Okay, so I went on a bit of a challah making craze. Over the week while I was on vacation I made 3 batches of challah yielding a total of 6 loaves.

You may recall a few weeks ago I made my first challah for our Bread Baking Day roundup. I used Peter Reinhardt’s recipe from Bread Baker’s Apprentice, and at the time I was pretty pleased with the results.

However, I wanted to do some experimenting to deepen the flavor and I also wanted to try some other braiding besides the 3 strand braid.

So I set out again, still using Peter Reinhardt’s recipe, except that I incorporated a preferment so the challah would have the richer flavor that I am used to. I also doubled the salt because my first loaves were a bit on the bland side.

Overall I was very pleased with the outcome. The flavor was absolutely better and richer, and I was able to achieve a deeper golden crust as well by using a whole egg as the egg wash instead of just egg whites as Reinhardt calls for. I was also very happy with the way the 5 braid looked.

Follow up:


recipe adapted from The Bread Baker’s Apprentice: Mastering the Art of Extraordinary Bread by Peter Reinhart

Makes 1 large loaf

For the preferment:

  • 1 cup flour
  • 1 cup room temperature water
  • 1 1/3 teaspoons instant yeast

For the loaf:

  • preferment from above
  • 3 cups flour
  • 2 tablespoons sugar
  • 2 teaspoons salt
  • 2 tablespoons canola oil
  • 2 large eggs, slightly beaten plus 1 more for the egg wash
  • 2 large egg yolks, slightly beaten
  • sesame seeds or poppy seeds for garnish
  1. Mix the ingredients for the preferment together and let it sit out about an hour until it is bubbly, then cover and put it in fridge overnight.
  2. Let preferment come to room temperature, scrape into a large mixing bowl, add the rest of the ingredients (except the egg for the egg wash) and mix until it comes together in a ball.

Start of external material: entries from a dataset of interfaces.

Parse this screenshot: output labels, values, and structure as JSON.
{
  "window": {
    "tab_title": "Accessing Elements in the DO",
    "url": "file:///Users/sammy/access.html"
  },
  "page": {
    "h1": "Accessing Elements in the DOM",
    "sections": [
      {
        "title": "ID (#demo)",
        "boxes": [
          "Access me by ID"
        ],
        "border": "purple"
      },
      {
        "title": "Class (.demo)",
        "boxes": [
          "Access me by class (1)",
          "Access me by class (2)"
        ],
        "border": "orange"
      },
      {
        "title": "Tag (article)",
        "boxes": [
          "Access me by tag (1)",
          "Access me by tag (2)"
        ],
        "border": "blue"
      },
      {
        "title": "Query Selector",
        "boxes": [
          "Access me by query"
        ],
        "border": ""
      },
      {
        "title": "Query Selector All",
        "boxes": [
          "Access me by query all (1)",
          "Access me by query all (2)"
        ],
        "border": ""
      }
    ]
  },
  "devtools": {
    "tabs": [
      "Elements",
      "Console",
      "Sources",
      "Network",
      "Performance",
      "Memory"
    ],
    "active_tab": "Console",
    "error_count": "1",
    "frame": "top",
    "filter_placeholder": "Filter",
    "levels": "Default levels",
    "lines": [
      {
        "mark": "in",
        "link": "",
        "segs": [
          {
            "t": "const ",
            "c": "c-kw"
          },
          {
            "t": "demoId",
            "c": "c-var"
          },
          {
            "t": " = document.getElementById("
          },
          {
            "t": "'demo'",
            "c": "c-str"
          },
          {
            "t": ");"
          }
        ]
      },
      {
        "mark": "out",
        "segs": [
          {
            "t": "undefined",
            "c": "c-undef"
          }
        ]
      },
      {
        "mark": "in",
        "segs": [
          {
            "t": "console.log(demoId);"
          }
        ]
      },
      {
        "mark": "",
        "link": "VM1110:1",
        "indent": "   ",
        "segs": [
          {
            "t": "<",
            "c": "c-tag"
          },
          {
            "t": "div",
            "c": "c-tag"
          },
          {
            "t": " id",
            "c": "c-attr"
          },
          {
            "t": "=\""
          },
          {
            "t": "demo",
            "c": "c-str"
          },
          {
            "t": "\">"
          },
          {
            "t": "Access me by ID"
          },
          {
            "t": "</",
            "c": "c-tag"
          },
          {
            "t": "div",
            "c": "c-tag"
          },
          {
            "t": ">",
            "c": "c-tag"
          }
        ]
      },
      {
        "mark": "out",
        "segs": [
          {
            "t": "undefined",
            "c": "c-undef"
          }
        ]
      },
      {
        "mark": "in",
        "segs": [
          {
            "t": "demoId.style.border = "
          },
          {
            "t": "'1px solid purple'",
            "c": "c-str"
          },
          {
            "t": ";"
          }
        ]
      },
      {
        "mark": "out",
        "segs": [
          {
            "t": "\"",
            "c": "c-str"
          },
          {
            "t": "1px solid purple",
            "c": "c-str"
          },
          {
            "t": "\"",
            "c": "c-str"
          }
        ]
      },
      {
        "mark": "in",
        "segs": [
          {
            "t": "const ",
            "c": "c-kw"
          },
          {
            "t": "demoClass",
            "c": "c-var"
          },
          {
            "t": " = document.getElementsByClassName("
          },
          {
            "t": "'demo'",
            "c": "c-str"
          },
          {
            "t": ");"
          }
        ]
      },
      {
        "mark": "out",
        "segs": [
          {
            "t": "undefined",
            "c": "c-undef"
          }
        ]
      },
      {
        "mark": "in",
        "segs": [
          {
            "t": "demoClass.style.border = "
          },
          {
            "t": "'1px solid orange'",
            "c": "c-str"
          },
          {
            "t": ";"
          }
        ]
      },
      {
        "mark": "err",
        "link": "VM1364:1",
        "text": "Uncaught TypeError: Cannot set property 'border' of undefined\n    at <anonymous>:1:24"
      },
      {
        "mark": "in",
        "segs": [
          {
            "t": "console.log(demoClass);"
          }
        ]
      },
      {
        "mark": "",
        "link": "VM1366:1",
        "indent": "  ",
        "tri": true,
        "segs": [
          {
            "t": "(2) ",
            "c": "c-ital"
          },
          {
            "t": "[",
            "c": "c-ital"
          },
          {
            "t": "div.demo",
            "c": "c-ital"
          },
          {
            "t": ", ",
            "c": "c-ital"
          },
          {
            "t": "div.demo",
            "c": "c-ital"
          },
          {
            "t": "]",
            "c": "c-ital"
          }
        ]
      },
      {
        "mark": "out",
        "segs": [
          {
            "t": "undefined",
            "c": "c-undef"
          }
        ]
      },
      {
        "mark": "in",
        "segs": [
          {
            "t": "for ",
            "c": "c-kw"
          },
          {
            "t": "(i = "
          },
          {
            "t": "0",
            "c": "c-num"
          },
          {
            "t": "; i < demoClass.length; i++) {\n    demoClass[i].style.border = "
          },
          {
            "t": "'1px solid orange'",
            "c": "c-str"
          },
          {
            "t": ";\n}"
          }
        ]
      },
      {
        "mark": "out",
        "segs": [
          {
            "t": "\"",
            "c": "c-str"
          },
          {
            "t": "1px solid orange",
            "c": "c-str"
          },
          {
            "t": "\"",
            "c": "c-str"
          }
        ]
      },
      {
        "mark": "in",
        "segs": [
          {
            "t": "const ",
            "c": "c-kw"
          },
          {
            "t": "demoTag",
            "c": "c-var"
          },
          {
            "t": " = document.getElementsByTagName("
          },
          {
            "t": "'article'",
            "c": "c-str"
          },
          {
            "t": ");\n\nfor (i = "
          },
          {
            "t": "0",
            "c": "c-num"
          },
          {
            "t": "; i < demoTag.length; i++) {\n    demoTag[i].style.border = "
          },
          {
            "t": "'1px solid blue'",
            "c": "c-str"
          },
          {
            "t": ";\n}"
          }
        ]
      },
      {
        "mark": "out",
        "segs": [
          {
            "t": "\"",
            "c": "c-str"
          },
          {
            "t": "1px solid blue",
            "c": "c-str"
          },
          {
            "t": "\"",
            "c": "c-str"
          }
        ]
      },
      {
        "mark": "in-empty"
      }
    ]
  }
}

If it is too dry you can add a bit more water, and if too wet a bit more flour. I think hands are the best tool for mixing at this point.
  3. Knead by hand or on medium speed with a dough hook until it passes the windowpane test, dough will be smooth but very sticky.
  4. Lightly oil your bowl, form the dough into a boule, roll the dough around to coat all sides with oil. Cover and allow to rise 1 - 1 1/2 hours or until doubled in size.
  5. Punch down to degas and knead again for about 2 minutes, then cover and allow allow to rise again until 1 1/2 times its size, about an hour.
  6. To make a 5 braid challah - divide the dough into 5 equal balls. Shape into boules and let rest for 10 minutes covered. Then roll the balls into long strands to a reasonable length. Now you are ready to braid. Follow the instructions for braiding in the video below. I am not even going to attempt to talk this one out for you.

  7. Once braided, carefully place loaf on a parchment or silpat lined baking sheet. Brush with egg wash, cover and let rise for another 1-2 hours until it doubles in size. In the meantime preheat your oven to 350F.
  8. Brush loaf with egg wash again and add sesame or poppy seeds. To add the seeds, dip your finger in the egg wash, then dip it into the seeds and roll or press the sides onto the braided sections from your finger.
  9. Bake for about 50-60 minutes, until the internal temperature is 190F. Don’t overbake or it will dry out.

Here is my preferment, bubbling away. I love the smell of fermenting yeast in the morning.

And my loaves all braided and ready to go. I doubled this recipe to make 2 large loaves.

So my braiding technique could use some practice, but it really wasn’t hard to do. The loaf in the front is not very uniform. It gets a little too short and stubby at the bottom. That is the piece I cut off for tasting. I need to work on getting the top and bottom uniformly tight.

This one was more uniform but it was very curvy, almost like an S. I think actually this is the one that my mom braided. Let’s just call these rustic challah, shall we?

I think we both did a good job for our first time doing a more complicated braid.

As you can tell, this was much improved from the first challah below:

This post is being submitted to this weeks Yeastspotting on Wildyeastblog